(Dataset rows for apps and sites)
===

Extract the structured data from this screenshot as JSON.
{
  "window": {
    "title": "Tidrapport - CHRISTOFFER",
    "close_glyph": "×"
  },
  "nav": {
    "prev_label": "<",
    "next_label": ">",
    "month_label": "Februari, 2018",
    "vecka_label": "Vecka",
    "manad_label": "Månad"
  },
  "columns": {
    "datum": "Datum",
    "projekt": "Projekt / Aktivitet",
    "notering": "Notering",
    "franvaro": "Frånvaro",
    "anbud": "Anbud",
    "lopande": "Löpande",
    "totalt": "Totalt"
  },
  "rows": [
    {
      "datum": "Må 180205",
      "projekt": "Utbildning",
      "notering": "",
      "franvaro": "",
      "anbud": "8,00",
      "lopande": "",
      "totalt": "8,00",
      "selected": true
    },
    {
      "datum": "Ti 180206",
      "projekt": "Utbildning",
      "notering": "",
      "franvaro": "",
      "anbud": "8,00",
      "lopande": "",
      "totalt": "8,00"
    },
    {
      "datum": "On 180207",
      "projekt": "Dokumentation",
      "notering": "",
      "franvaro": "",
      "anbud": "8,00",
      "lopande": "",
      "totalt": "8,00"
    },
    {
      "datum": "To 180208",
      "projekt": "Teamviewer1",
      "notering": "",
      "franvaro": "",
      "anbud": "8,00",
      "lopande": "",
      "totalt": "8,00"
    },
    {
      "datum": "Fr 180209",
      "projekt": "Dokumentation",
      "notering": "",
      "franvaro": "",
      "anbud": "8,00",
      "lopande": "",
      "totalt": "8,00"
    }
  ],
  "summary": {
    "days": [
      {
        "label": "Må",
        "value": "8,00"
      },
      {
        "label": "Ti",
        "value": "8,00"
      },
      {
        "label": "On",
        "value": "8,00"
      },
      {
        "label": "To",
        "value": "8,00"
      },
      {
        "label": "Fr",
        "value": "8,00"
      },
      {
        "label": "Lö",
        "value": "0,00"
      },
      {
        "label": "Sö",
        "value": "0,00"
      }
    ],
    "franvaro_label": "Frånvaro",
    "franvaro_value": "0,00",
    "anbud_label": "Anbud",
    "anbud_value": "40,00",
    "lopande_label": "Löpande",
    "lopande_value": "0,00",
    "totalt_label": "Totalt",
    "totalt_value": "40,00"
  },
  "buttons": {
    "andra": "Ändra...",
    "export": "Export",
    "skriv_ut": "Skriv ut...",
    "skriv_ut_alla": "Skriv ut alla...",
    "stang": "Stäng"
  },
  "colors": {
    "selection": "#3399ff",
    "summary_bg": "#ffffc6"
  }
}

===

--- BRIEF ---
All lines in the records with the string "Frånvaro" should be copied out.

--- RESPONSE ---
    "franvaro": "Frånvaro",
    "franvaro_label": "Frånvaro",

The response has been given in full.